This phenomenon is the consequence of motor unit recruitment and the size principle—"...motor units are recruited in a precise order according to the magnitude of their force output, with small units being recruited first, thus exhibiting task-appropriate recruitment" (emphasis added)—and the size of the load relative to an athlete's absolute strength. If the athlete lifts a one repetition maximum, they recruit all of their available motor units, and their peak force output is very close to the minimum amount required to accelerate the load. (Think F=ma.) At this end of the range, the resultant velocity is a function of force production and strength endurance; the athlete needs to produce enough force to get the load moving, but must also move the load quickly enough so as not to fatigue. At the other extreme, small motor units can easily meet and exceed the force requirements, and the load has insufficient inertia to provide resistance to movement that would allow larger motor units to be recruited; that is, the load moves before the larger units can be recruited.
It is common in the field of performance training to suggest that we can find the ideal power training load by superimposing a force-velocity curve on a power-velocity curve, as illustrated here
The cyan coloured line, in this figure located at about 40% of the one repetition maximum, represents the proposed ideal load, since that is where the greatest power is achieved. However, this fails to account for the differences in activity, and indeed our definitions of power.
Formally, power is the time-rate of energy transfer. And since energy is a function of velocity, power does indeed determine acceleration. However, this simplistic view of power fails to account for what we know about the mechanics of motor units. Motor unit development is highly specific to the activity being performed: the kind of power that Aroldis Chapman requires to pitch a fastball is very different from that Hafþór Björnsson requires to throw a 90-pound sandbag over 15-foot-high bar. In the former case, the projectile represents a small part of the load; the velocity at which the ball is pitched depends upon the speed at which relatively small motor units can be recruited to overcome the inertia of the arm complex and ball combination. In the latter case, the projectile represents the bulk of the load, and the height to which the sandbag is cast depends upon larger motor units.
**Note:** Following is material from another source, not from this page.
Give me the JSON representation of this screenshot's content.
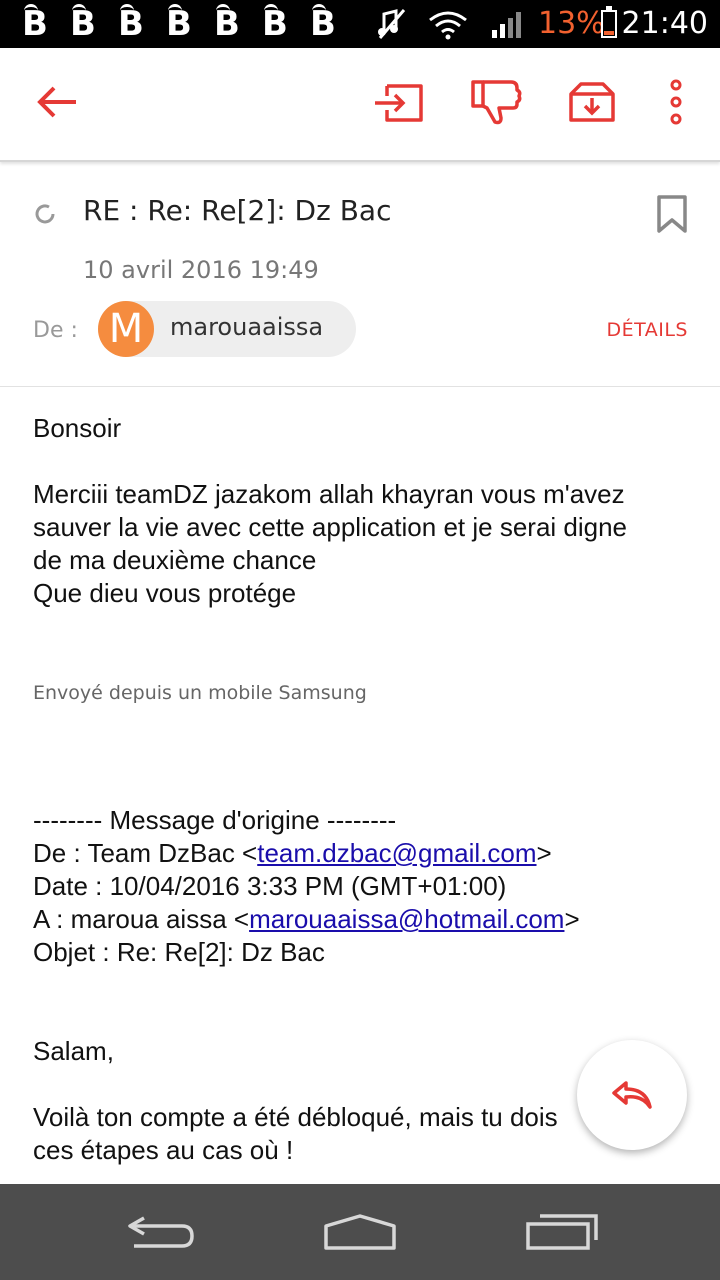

Thus, distinct types of power have been identified, originally described by Bompa in his masterwork Periodization: Theory and Methodology of Training. Variations on these classifications exist, but the principle remains the same: power is specific to the activity, and thus power training must also be specific. Furthermore, as described by Bryan Mann in this excellent article, analysis of an individual athlete's load-velocity profile can help us identify the factors that are limiting power output. "By examining the slopes of these curves, we can see if individuals are more deficient in velocity or force." In such cases that force is deficient, slow lifting may initially improve power. This explains the observation found by research studies, which tend to use novices.
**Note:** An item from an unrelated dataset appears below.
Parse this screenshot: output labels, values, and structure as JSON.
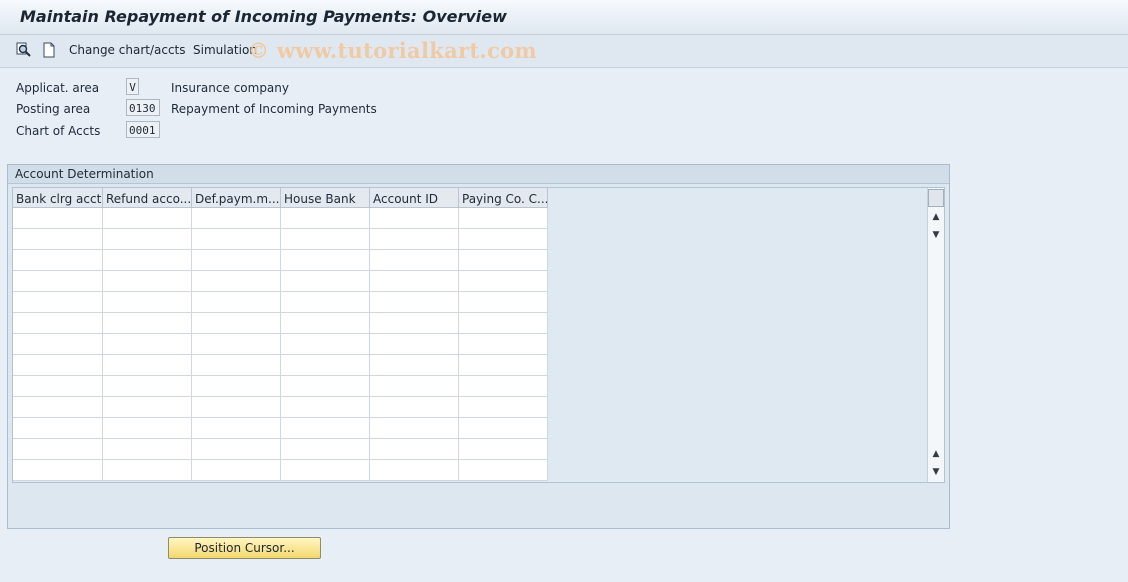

However, more generally, power should be developed with a load that is specific to—that is, not deviating too far from—the load characteristics of the discipline. Striking speed for a football might best be developed with a load of a few kilograms attached to an ankle weight or cable; a sprinter's starting speed might be developed with a moderately loaded (30-40% of 1RM) jump squat or broad jump; a weightlifters clean would be developed with a heavily loaded deep squat. In every case, assuming that the athlete has adequate technical mastery, the exercise must be performed ballistically. This is critical both to produce the right force characteristics (remember that force is a function of acceleration) and to develop explosively powerful motor units.
I hope that is helpful.